Improving attention spans may seem like a daunting task, but the solutions could lie in simple changes. Lifehack provides some helpful tips on how adults can improve their focus, with one of the top tips being to determine what the important things in your life are. Once you know your goal, it becomes easier to know where to dedicate your focus. You can then break your goal down into smaller, attainable tasks that lead you towards your main objective.
Similarly, Knowbly’s Shawn Burson, Director of Learning Design, in his article titled Instructor-led to Instructor-less, suggests teachers should clearly identify the main point of the lesson and provide purposeful interactive learning when creating a lesson plan. Classroom settings also need to change in order to keep up with modern developments on decreasing attention spans.
The Connection Between Psychology and Learning
Inc.com’s feature on attention exercises shows that scientific research is increasingly being used to help improve focus. One example given is how reading longer books is proven to increase concentration compared to only reading short content (usually online). This is leading to a need for more professionals who understand how students learn, with the increasing research having a knock-on effect on the psychology profession. Maryville University reveals that there is a demand for more psychologists who understand the connection between “psychology and education." As more professionals find these connections, more changes can be implemented in the classroom. Integrating science-backed techniques for increasing focus will create a more productive workforce in the future.
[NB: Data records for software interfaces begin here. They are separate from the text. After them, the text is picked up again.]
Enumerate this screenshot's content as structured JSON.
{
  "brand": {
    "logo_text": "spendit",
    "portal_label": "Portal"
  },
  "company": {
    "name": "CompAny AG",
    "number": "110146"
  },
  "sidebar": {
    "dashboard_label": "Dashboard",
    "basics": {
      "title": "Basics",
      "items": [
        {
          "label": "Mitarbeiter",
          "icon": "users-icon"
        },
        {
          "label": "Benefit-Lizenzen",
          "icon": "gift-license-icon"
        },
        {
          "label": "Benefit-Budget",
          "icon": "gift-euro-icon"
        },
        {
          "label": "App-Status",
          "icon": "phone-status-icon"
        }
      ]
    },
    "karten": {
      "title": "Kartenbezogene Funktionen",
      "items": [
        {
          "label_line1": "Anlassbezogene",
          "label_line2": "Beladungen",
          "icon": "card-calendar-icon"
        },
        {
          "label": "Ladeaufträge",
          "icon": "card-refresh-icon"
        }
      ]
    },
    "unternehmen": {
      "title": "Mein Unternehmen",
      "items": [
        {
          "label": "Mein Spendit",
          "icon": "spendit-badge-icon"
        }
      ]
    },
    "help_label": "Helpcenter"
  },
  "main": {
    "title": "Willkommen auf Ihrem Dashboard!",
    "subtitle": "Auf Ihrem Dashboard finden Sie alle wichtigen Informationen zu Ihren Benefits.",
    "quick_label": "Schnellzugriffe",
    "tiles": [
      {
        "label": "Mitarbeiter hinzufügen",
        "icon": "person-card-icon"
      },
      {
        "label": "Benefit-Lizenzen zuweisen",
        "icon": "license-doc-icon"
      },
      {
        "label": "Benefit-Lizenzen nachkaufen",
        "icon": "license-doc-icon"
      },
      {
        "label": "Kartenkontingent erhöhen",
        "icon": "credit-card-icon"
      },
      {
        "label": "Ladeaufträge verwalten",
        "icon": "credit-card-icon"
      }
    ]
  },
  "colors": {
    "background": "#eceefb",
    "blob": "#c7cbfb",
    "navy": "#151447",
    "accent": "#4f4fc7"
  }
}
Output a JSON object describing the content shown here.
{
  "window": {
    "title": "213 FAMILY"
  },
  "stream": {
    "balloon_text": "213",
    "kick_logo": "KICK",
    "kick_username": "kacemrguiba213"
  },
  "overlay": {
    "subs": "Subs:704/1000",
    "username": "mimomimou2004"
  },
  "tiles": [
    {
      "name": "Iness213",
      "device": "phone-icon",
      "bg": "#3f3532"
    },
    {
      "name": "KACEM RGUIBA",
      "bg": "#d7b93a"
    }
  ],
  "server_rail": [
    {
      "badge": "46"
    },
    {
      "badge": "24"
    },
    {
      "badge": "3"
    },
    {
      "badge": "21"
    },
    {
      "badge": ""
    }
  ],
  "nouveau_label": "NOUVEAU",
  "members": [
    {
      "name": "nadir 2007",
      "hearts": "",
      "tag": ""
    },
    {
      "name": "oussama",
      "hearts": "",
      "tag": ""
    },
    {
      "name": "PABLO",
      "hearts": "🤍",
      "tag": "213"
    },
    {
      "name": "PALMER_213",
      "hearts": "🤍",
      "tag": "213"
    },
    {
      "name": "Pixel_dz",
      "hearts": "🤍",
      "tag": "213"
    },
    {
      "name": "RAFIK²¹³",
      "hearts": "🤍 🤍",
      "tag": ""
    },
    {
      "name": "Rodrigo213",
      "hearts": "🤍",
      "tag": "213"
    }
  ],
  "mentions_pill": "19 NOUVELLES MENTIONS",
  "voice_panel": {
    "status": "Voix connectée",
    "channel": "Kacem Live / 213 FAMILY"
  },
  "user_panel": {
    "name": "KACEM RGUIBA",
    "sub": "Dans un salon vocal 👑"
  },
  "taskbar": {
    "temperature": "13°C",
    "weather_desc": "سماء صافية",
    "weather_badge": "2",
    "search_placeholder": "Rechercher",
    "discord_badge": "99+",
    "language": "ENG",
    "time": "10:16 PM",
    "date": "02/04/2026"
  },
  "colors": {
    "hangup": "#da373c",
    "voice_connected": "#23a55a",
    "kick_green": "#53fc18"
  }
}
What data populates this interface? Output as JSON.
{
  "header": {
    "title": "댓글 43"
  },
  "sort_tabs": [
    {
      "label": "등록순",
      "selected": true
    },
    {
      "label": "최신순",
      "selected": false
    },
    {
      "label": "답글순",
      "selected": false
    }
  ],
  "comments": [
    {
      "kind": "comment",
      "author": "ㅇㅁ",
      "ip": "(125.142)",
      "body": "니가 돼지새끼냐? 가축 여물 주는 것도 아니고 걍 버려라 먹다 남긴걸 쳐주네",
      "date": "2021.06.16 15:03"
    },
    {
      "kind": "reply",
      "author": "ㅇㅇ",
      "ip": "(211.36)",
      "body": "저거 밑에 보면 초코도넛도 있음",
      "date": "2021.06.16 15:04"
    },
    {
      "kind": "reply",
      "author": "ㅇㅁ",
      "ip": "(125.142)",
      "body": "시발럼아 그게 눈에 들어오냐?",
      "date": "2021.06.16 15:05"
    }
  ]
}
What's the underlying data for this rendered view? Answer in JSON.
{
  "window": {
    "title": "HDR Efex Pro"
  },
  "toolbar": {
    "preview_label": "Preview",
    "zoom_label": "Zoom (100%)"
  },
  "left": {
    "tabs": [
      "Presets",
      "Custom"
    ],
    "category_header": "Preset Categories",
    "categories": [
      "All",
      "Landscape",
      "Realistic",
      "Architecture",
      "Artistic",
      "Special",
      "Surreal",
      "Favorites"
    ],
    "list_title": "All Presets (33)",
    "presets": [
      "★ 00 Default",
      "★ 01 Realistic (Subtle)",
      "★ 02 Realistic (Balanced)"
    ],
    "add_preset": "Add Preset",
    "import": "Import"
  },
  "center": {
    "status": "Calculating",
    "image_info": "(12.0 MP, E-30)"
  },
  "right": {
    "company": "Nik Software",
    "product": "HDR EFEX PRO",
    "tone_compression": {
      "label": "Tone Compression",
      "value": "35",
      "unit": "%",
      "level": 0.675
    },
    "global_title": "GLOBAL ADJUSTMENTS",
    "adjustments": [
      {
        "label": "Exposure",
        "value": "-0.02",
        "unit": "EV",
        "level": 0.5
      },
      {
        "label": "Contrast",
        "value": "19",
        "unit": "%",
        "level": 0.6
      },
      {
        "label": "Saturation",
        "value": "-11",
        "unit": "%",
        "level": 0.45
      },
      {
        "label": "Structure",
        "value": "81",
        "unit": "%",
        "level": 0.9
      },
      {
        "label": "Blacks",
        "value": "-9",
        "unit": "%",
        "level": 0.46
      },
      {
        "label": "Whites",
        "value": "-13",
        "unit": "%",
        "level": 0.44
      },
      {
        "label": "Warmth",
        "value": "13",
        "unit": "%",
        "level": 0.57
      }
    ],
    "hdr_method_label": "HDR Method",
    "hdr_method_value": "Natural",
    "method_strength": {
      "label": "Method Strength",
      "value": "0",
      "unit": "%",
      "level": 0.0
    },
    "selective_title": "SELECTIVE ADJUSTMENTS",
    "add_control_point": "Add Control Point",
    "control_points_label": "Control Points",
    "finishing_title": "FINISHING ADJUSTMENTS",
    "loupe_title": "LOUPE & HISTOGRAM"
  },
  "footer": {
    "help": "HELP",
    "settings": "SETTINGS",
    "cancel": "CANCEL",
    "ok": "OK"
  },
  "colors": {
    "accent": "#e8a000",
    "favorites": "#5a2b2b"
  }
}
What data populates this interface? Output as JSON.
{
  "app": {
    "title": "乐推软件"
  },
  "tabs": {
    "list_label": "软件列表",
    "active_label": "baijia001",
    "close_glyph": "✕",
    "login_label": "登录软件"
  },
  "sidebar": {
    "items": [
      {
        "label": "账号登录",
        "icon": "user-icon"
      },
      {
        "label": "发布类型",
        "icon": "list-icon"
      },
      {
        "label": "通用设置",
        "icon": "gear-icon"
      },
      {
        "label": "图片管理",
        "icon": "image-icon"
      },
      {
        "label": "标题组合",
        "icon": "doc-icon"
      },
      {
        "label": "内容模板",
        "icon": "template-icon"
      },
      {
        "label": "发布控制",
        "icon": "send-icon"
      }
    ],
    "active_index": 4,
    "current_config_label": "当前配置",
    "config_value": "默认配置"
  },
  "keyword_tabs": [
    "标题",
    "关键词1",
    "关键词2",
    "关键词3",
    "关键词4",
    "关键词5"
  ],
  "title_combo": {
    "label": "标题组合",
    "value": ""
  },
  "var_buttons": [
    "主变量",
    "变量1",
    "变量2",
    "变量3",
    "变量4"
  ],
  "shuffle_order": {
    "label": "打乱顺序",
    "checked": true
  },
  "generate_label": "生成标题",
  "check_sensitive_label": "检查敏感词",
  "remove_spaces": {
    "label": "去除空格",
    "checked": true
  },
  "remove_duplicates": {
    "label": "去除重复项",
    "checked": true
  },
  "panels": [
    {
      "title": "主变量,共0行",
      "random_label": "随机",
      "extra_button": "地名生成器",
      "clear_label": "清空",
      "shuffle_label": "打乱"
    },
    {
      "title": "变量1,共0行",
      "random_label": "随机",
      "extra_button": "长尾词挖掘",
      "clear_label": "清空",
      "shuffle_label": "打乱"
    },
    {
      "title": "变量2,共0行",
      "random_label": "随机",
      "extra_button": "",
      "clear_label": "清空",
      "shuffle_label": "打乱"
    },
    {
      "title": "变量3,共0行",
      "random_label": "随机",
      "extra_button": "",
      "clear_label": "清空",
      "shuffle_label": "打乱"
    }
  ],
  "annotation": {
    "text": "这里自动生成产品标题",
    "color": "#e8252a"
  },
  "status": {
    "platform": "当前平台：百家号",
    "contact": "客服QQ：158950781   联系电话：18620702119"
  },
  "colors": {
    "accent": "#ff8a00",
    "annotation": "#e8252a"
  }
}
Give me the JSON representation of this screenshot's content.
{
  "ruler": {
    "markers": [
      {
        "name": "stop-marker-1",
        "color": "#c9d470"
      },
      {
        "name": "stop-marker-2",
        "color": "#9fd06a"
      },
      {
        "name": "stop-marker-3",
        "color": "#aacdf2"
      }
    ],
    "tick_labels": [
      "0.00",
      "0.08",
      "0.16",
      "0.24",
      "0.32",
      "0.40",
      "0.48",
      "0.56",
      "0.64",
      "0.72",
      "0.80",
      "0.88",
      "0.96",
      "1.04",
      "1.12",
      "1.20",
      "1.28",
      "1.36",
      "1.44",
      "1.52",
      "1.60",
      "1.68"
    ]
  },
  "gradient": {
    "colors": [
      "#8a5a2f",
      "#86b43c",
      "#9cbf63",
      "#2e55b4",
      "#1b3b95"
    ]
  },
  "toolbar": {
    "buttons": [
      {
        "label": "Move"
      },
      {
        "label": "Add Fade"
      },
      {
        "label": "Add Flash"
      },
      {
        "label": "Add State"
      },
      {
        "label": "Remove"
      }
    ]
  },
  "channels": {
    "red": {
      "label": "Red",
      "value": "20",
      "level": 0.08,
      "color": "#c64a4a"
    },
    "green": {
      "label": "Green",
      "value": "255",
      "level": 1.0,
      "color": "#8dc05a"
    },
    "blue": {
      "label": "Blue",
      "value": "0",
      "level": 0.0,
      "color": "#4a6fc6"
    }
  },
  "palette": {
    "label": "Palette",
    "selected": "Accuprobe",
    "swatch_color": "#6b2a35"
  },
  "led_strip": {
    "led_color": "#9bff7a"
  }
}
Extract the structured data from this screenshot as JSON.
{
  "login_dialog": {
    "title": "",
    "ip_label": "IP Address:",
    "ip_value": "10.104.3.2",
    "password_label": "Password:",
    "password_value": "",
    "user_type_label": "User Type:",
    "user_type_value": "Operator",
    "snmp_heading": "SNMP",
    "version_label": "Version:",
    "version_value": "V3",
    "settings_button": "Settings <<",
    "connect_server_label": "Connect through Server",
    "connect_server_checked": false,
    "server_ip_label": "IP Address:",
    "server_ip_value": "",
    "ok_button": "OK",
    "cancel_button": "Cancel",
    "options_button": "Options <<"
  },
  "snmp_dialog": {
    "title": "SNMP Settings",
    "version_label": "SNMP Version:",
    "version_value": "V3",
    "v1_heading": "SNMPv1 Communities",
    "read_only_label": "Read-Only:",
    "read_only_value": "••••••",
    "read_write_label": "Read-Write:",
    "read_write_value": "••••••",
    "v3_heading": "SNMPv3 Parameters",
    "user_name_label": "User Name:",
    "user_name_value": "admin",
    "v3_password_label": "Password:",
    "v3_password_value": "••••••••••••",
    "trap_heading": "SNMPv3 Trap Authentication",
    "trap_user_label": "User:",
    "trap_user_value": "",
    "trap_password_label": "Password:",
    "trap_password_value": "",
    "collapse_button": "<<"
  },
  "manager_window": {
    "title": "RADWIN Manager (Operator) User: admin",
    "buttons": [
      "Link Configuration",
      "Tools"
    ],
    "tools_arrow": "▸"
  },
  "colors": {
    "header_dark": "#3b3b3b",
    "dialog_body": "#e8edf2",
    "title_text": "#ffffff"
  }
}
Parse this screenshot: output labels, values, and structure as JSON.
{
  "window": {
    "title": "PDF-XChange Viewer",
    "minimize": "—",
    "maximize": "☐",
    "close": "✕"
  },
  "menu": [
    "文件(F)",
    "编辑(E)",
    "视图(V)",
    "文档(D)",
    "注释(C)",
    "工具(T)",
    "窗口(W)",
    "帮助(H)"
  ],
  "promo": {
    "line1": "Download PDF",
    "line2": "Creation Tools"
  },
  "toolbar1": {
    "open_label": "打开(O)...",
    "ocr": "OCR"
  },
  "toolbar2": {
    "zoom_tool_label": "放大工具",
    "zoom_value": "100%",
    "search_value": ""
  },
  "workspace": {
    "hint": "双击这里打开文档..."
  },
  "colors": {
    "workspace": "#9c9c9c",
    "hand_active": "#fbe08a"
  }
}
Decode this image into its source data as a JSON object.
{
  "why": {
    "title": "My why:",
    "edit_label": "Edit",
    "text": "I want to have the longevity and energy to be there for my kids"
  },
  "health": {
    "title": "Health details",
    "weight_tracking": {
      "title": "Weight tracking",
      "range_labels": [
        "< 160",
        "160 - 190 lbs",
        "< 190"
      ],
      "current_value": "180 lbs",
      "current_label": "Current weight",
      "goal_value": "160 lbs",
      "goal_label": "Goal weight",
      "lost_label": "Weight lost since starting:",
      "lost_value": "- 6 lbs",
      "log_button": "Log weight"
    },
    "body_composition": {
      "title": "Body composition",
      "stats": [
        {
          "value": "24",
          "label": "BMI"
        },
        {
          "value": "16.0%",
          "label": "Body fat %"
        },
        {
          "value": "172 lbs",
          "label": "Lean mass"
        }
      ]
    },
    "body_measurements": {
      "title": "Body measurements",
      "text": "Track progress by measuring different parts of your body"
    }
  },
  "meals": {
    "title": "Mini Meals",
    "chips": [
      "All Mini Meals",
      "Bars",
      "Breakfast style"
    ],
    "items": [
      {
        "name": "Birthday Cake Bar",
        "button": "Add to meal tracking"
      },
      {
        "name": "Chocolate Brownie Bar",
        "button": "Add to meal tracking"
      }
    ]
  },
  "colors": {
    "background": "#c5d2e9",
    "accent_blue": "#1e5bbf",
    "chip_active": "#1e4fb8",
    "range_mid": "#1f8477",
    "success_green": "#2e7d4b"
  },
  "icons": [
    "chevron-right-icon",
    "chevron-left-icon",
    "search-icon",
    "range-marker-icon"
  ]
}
While mobile devices are certainly the cause of diminishing attention spans, they could also help improve concentration if used differently. The Training Journal looked at the potential of m-learning, which is where employees and students learn directly from their phones. The tap and learn concept allows users to learn whenever they want, and the content is designed to be much shorter. This helps improve attention spans because the learners are actively engaged in choosing when and how they learn. These concepts are used increasingly in hybrid classrooms to improve equity in access for all learners and to increase engagement and retention.
The decline of individual attention spans may seem like a trivial problem, but it’s an issue that could influence how our society functions in the future. A world full of people who can’t focus on one task for long periods of time means a less productive world. Improving our attention spans through research-backed solutions may be the first step to a more industrious and capable society.